    The cast is a stellar "Who's Who" of who's hot in French film today. The best known here so far is Mathieu ("The Diving Bell and The Butterfly") Almaric — about to make his American debut in "Quantum of Solace" — as the adult Francois, a psychotherapist working with autistic children. Francois provides a running narrative (the book is all narrative) about his boyhood self at ages 7 during the war and at 14 during peace-time.

      
      Bruel's a natural matinee idol and De France is just plain gorgeous. These two excellent actors are not well known here as yet, but after "Un Secret" they should be.
      
    Young Valentin Vigourt, who strongly resembles the equally young Lukas Haas of "Witness," is exceptional as the youngest Francois. A sickly, inhibited lonely child with a vivid imagination, he imagines he has a brother and is definitely not the apple of his father's eye.

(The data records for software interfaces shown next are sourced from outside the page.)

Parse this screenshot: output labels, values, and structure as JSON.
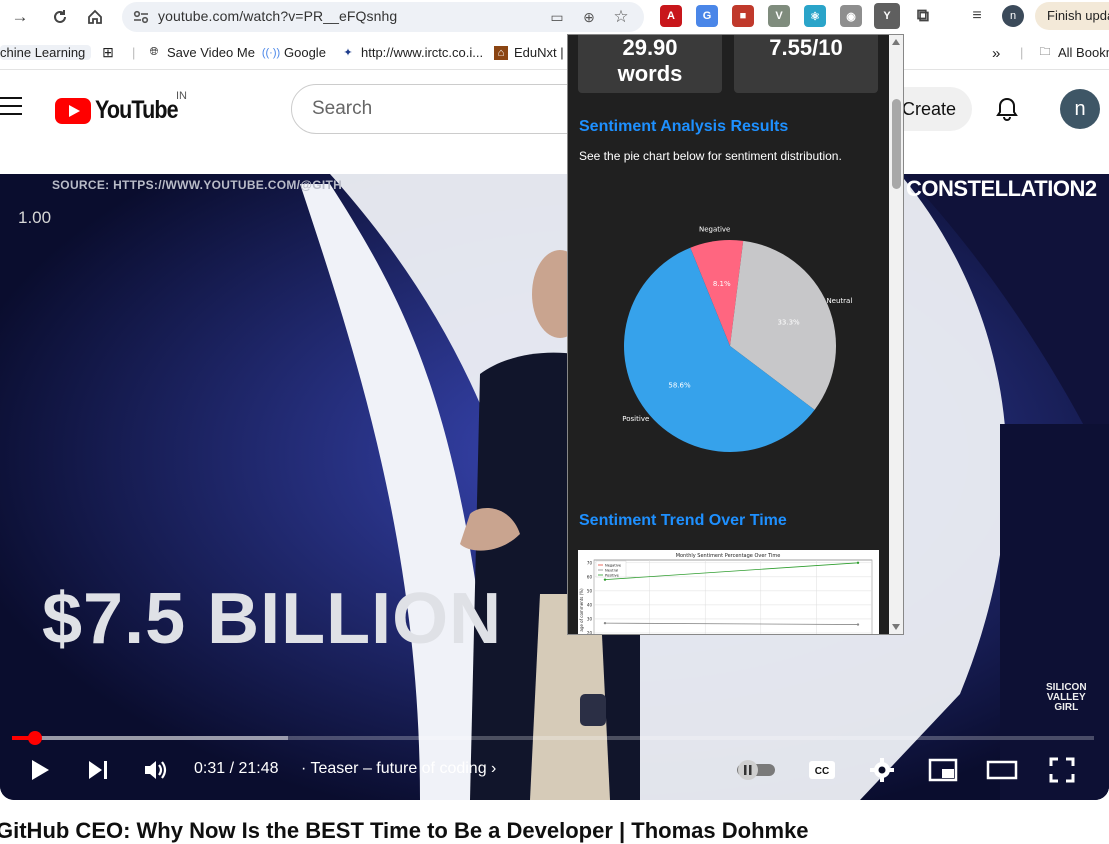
{
  "browser": {
    "url": "youtube.com/watch?v=PR__eFQsnhg",
    "profile_initial": "n",
    "finish_update_label": "Finish update",
    "bookmarks": [
      "chine Learning",
      "Save Video Me",
      "Google",
      "http://www.irctc.co.i...",
      "EduNxt |",
      "All Bookmarks"
    ],
    "bookmarks_overflow": "»"
  },
  "youtube": {
    "logo_text": "YouTube",
    "region": "IN",
    "search_placeholder": "Search",
    "create_label": "Create",
    "avatar_initial": "n"
  },
  "video": {
    "source_text": "SOURCE: HTTPS://WWW.YOUTUBE.COM/@GITH",
    "speed_label": "1.00",
    "brand_text": "CONSTELLATION2",
    "headline_overlay": "$7.5 BILLION",
    "watermark": [
      "SILICON",
      "VALLEY",
      "GIRL"
    ],
    "time_current": "0:31",
    "time_total": "21:48",
    "chapter": "Teaser – future of coding",
    "progress": 0.024,
    "title": "GitHub CEO: Why Now Is the BEST Time to Be a Developer | Thomas Dohmke"
  },
  "extension": {
    "stat_cards": [
      {
        "value": "29.90",
        "unit": "words"
      },
      {
        "value": "7.55/10",
        "unit": ""
      }
    ],
    "sentiment_title": "Sentiment Analysis Results",
    "sentiment_desc": "See the pie chart below for sentiment distribution.",
    "trend_title": "Sentiment Trend Over Time",
    "trend_chart_title": "Monthly Sentiment Percentage Over Time",
    "trend_ylabel": "age of comments (%)",
    "trend_legend": [
      "Negative",
      "Neutral",
      "Positive"
    ]
  },
  "chart_data": [
    {
      "type": "pie",
      "categories": [
        "Negative",
        "Neutral",
        "Positive"
      ],
      "values": [
        8.1,
        33.3,
        58.6
      ],
      "labels": [
        "8.1%",
        "33.3%",
        "58.6%"
      ],
      "colors": [
        "#ff6680",
        "#c7c7c9",
        "#36a2eb"
      ]
    },
    {
      "type": "line",
      "title": "Monthly Sentiment Percentage Over Time",
      "ylabel": "age of comments (%)",
      "series": [
        {
          "name": "Negative",
          "values": [],
          "color": "#e74c3c"
        },
        {
          "name": "Neutral",
          "values": [
            27,
            26
          ],
          "color": "#888888"
        },
        {
          "name": "Positive",
          "values": [
            58,
            70
          ],
          "color": "#2e9d2e"
        }
      ],
      "yticks": [
        20,
        30,
        40,
        50,
        60,
        70
      ]
    }
  ]
}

    That father, Maxime, is played by French singer/actor/heartthrob Patrick Bruel, whose good looks and fine physique are as much a part of his character, as are his mother Tania's blonde haired, blue eyed Aryan features and athletic ability. Cécile De France easily graces her character with a natural cool elegance; little wonder that young Francois romanticizes them and their relationship.

    A Secret  
    These two excellent actors are not well known here as yet, but after "Un Secret" they should be. Bruel's a natural matinee idol and De France is just plain gorgeous. Rounding out the uniformly excellent cast is Julie Depardieu as Francois' honorary aunt‚ a gay photographer who knows and finally tells him the dark secret that marked his life so deeply. Ludovine Sagnier is also a huge part of that secret which I choose not to divulge in this review.

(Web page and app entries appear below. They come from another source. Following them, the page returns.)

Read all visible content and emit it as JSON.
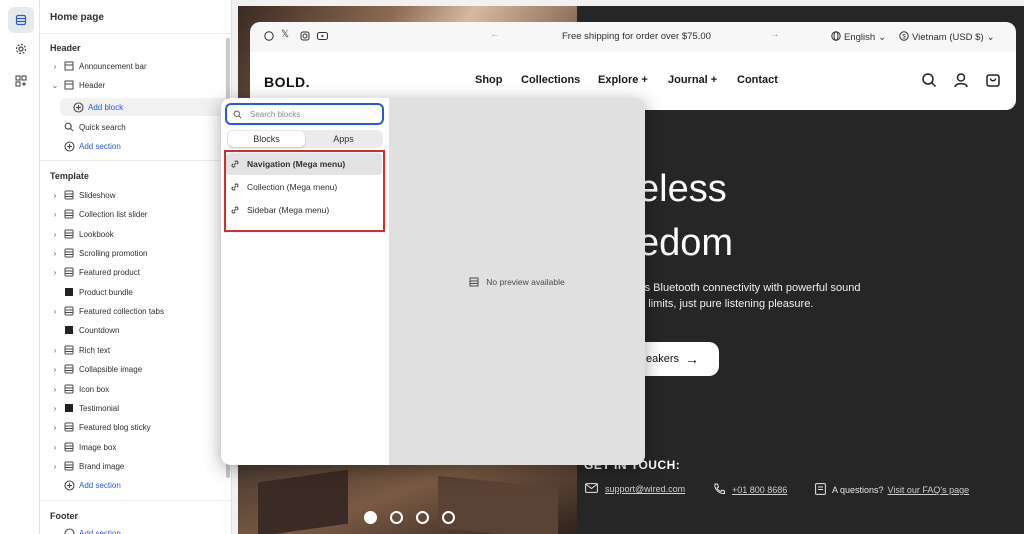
{
  "sidebar": {
    "title": "Home page",
    "groups": {
      "header": "Header",
      "template": "Template",
      "footer": "Footer"
    },
    "header_items": [
      {
        "label": "Announcement bar",
        "icon": "layout-icon"
      },
      {
        "label": "Header",
        "icon": "layout-icon"
      }
    ],
    "add_block": "Add block",
    "quick_search": "Quick search",
    "add_section": "Add section",
    "template_items": [
      {
        "label": "Slideshow"
      },
      {
        "label": "Collection list slider"
      },
      {
        "label": "Lookbook"
      },
      {
        "label": "Scrolling promotion"
      },
      {
        "label": "Featured product"
      },
      {
        "label": "Product bundle"
      },
      {
        "label": "Featured collection tabs"
      },
      {
        "label": "Countdown"
      },
      {
        "label": "Rich text"
      },
      {
        "label": "Collapsible image"
      },
      {
        "label": "Icon box"
      },
      {
        "label": "Testimonial"
      },
      {
        "label": "Featured blog sticky"
      },
      {
        "label": "Image box"
      },
      {
        "label": "Brand image"
      }
    ]
  },
  "popup": {
    "search_placeholder": "Search blocks",
    "tabs": [
      "Blocks",
      "Apps"
    ],
    "blocks": [
      "Navigation (Mega menu)",
      "Collection (Mega menu)",
      "Sidebar (Mega menu)"
    ],
    "preview_text": "No preview available"
  },
  "store": {
    "announcement": "Free shipping for order over $75.00",
    "language": "English",
    "currency": "Vietnam (USD $)",
    "logo": "BOLD.",
    "nav": [
      "Shop",
      "Collections",
      "Explore +",
      "Journal +",
      "Contact"
    ],
    "hero_line1": "eless",
    "hero_line2": "edom",
    "hero_sub1": "ess Bluetooth connectivity with powerful sound",
    "hero_sub2": "no limits, just pure listening pleasure.",
    "hero_button": "eakers",
    "get_in_touch": "GET IN TOUCH:",
    "email": "support@wired.com",
    "phone": "+01 800 8686",
    "questions": "A questions?",
    "faq_link": "Visit our FAQ's page"
  },
  "colors": {
    "accent": "#2a5bd7",
    "highlight": "#d82c2c"
  }
}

    One aspect of that secret deals with Maxime's refusal to identify as a Jew in an anti-semitic country to the point of seeming anti-semitic himself. The Nazis and the extermination of French Jews are pivotal plot points yet the film is as much a family saga as a holocaust movie.

      
      French filmmaker Claude Miller's most accessible export since "Alias Betty" recounts the first person story of one Francois Grimbert, as his memories fling us back and forth in time.
      
    With all its time and color shifts, the film also plays like a mystery as Francois unravels the secret of his past. It's certainly Claude Miller's most accessible export since "Alias Betty."

    SEPTEMBER 7, 2008
    OFFOFFOFF.COM • THE GUIDE TO ALTERNATIVE NEW YORK

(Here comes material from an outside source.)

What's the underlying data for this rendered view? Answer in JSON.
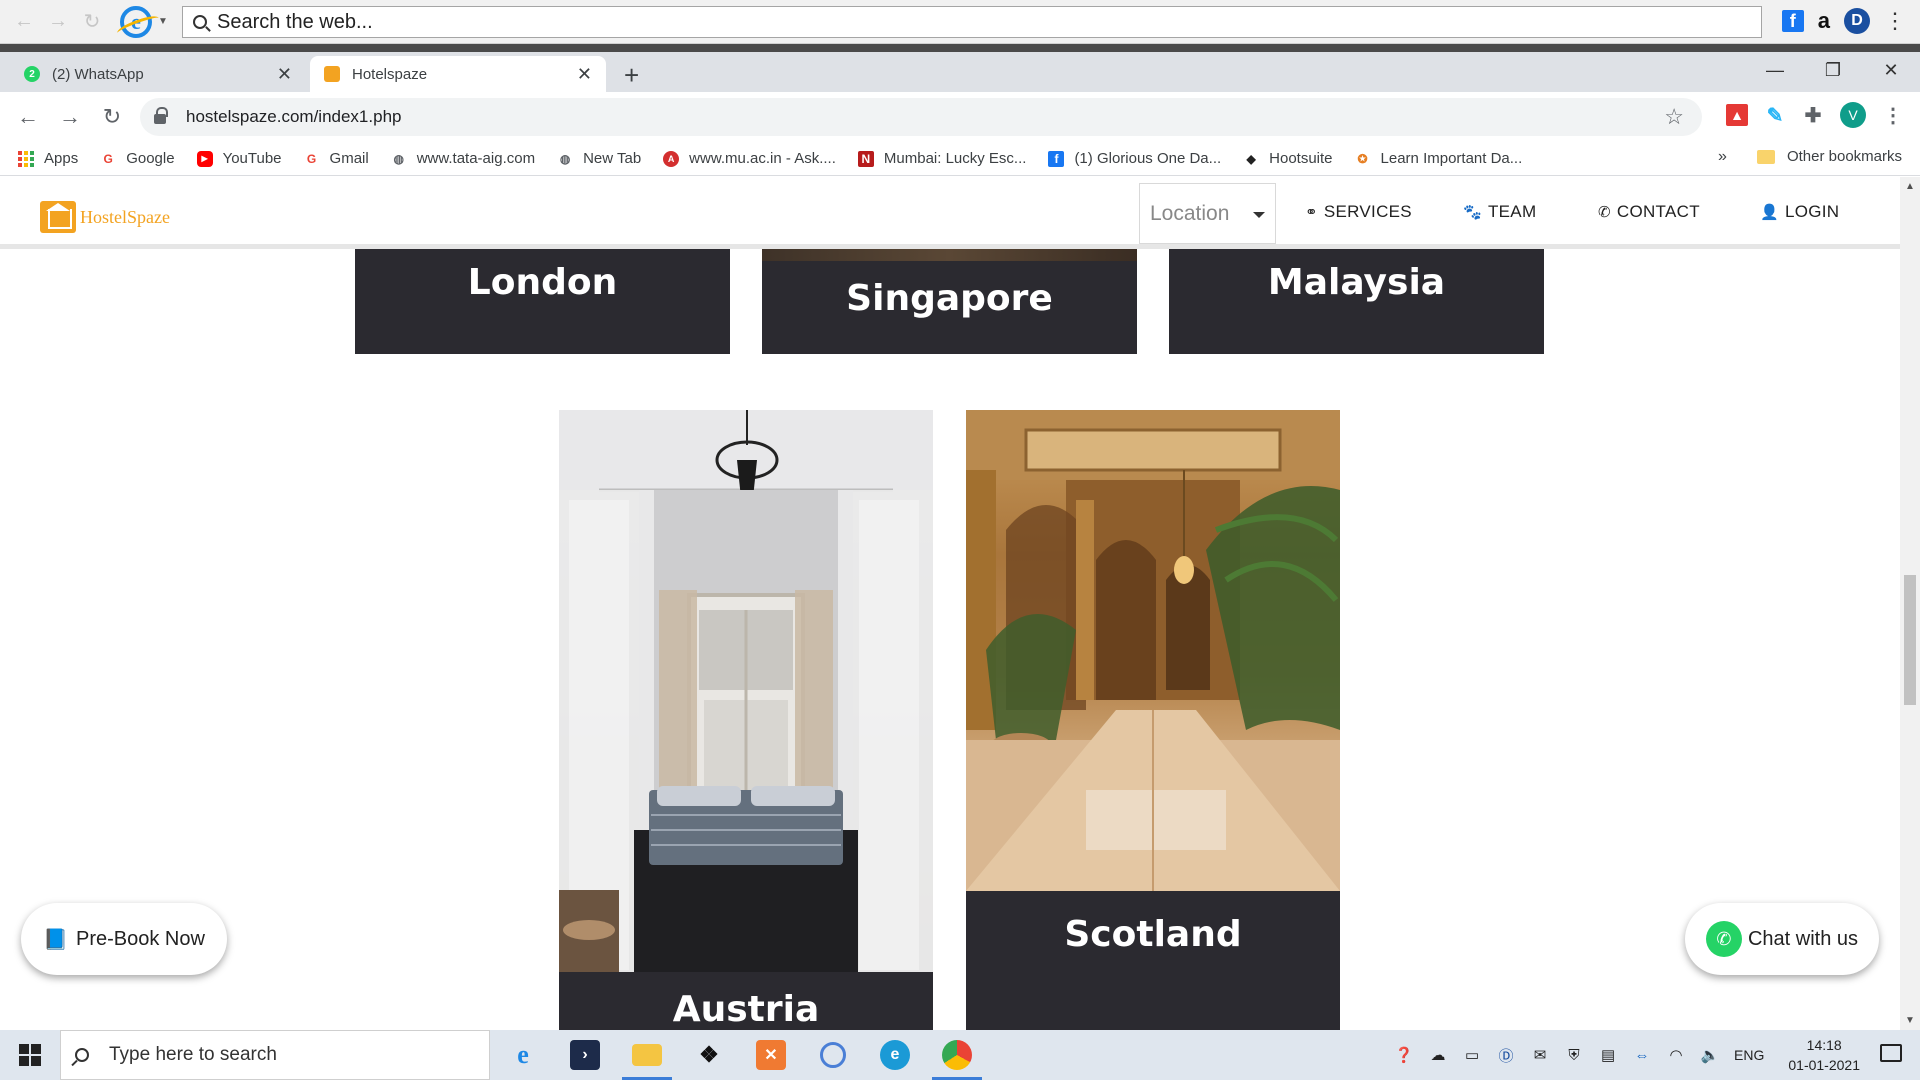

    Reader comments on A Secret:

  • Un Secret -- pleasurable viewing.   from Banana, Mar 24, 2010

  • Post a comment on "A Secret"